Kapoor's second onscreen innings has been peppered with experimental roles — especially when compared with his heyday as the romantic hero serenading women and winning them over. Ranbir too has opted for unconventional roles, something Rishi acknowledges. “I would agree that he (Ranbir) took a different arc. He told his mother, 'I don’t want to act in films where I have to wear baseball caps and ride a skateboard with 40 dancers behind me.' You never see that kind of cinema with Ranbir. People used to tell me that he will be ruined with such films and I'd have to respond that I have no say in his career.” Kapoor adds that had he had his way, he wouldn't have let Ranbir sign films like Wake Up Sid, Rockstar, Rocket Singh and Barfi. “After Ranbir signed Barfi, my brother asked me if he has gone mad! 'Why is he committing hara-kiri?' But he proved them wrong. Even today I don’t to agree with all of his film choices, but that’s his career.”
Kapoor makes a lot of news for his tweets, and some of them have resulted in FIRs against the actor. The man, however, remains unperturbed. “The media has to write something. I see so many things all the time being written about me. Some of which are all nonsense and garbage. Who do I point fingers at? You take things with a pinch of salt. I have said this to my son as well, that they will continue to write such things. Bad publicity is also some publicity and you are in the news. We actors have to understand that.” So does that mean that he tweets only to seek publicity? “No. I would have not taken the bull by the horns in that case. I would by currying favour and not ridiculing the government and myself and catching people unaware,” Kapoor points out.
For Rishi Kapoor, entertainment is a vital aspect of cinema. If several films have failed at the box office this year, Kapoor feels it was because they were lacking in entertainment value. “If there is no entertainment, then make it for Doordarshan. You come to cinema to be entertained and not to be preached at. If you want preaching, go to a church and meet the priest there. You can’t make boring cinema,” he says. He also cites instances to prove that India cinegoers are unique in the world and mentions that we are the only ones who pay to cry. He recalls that when his grandfather’s film Nanak Naam Jahaj had released, people would take their slippers off before entering the cinema hall.
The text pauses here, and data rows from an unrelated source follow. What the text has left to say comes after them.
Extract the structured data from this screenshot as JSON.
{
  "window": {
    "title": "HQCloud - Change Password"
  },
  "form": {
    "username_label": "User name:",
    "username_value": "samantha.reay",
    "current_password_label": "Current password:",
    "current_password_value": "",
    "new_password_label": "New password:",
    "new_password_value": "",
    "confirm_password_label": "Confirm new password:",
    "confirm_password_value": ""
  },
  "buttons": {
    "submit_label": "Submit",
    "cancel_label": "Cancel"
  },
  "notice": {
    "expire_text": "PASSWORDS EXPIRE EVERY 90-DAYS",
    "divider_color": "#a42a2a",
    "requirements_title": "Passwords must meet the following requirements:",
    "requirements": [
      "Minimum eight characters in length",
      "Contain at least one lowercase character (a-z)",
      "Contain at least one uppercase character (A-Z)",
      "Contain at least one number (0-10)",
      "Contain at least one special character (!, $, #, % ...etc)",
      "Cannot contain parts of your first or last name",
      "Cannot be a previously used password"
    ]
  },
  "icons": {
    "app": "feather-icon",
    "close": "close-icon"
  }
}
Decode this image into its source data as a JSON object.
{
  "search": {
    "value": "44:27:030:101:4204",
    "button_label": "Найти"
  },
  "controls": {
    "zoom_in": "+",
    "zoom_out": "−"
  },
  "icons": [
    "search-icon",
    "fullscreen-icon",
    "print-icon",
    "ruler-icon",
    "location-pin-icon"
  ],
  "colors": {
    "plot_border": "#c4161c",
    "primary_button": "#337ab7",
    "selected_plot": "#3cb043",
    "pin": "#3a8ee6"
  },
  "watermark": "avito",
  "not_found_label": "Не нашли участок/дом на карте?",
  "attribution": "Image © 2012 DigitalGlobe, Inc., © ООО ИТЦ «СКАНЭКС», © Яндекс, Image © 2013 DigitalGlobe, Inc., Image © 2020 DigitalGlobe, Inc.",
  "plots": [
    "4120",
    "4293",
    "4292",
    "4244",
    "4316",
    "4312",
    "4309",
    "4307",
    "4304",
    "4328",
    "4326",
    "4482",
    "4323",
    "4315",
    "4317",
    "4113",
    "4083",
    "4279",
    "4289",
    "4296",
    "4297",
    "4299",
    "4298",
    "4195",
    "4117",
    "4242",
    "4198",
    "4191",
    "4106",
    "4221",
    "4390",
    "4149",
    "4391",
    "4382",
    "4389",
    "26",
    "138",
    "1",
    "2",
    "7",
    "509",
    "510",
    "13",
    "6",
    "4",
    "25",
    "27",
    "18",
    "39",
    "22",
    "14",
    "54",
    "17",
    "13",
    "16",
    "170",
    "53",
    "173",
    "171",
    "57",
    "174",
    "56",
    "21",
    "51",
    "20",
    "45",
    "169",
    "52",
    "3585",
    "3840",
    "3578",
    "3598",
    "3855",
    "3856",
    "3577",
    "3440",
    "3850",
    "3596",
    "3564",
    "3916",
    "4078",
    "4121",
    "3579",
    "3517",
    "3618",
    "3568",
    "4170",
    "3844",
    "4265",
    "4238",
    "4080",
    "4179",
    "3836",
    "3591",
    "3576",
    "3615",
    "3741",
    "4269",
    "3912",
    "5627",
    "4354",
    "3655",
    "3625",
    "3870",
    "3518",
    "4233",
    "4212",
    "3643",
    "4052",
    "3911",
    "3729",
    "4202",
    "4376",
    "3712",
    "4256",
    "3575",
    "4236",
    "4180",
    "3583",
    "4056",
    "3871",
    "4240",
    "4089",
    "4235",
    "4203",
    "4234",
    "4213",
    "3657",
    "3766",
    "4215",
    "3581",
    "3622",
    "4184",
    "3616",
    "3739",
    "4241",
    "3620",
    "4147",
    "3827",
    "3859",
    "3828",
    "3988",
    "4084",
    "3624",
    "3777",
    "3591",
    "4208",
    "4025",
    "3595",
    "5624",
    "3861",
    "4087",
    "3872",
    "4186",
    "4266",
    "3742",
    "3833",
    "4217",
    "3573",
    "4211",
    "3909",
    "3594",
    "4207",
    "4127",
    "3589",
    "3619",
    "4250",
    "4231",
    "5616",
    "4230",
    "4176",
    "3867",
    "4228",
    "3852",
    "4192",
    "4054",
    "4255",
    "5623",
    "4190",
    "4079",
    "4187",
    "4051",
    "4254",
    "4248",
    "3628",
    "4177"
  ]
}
He also recalls the time when Bobby buses used to ferry people to Ghaziabad and Gurugram from Delhi when the film had not released in the two cities.
Kapoor is happy that even at age 65, he is getting roles and has the liberty to choose his work. He considers Amitabh Bachchan as the man who changed things for such senior actors. “For 26 years, I have only struggled to keep my head above water. When you talk of cyclones you say Harvey and Irma but for me cyclones were Amitabh Bachchan, Dharmendra, Vinod Khanna. In that era no one wanted to see musical films unless they were extraordinary. The whole cinema had changed, so for me it was a struggle for the next 26 years. Whenever a newcomer came, I was told to pack up. Be it Kumar Gaurav, Kamal Haasan, Sanjay Dutt, Rajiv Kapoor, Bobby Deol — I was told that I am finished. I had to fight all these newcomers for my stardom,” reveals Rishi.
Needless to say, Rishi Kapoor is making the most of Bollywood’s changing trends. His next film will showcase him in the role of a 75-year-old son of 101-year-old Amitabh Bachchan, in 102 Not Out. Rishi Kapoor might dub his initial 26 years as a struggle to remain afloat in the business but his second innings look set to be a cakewalk.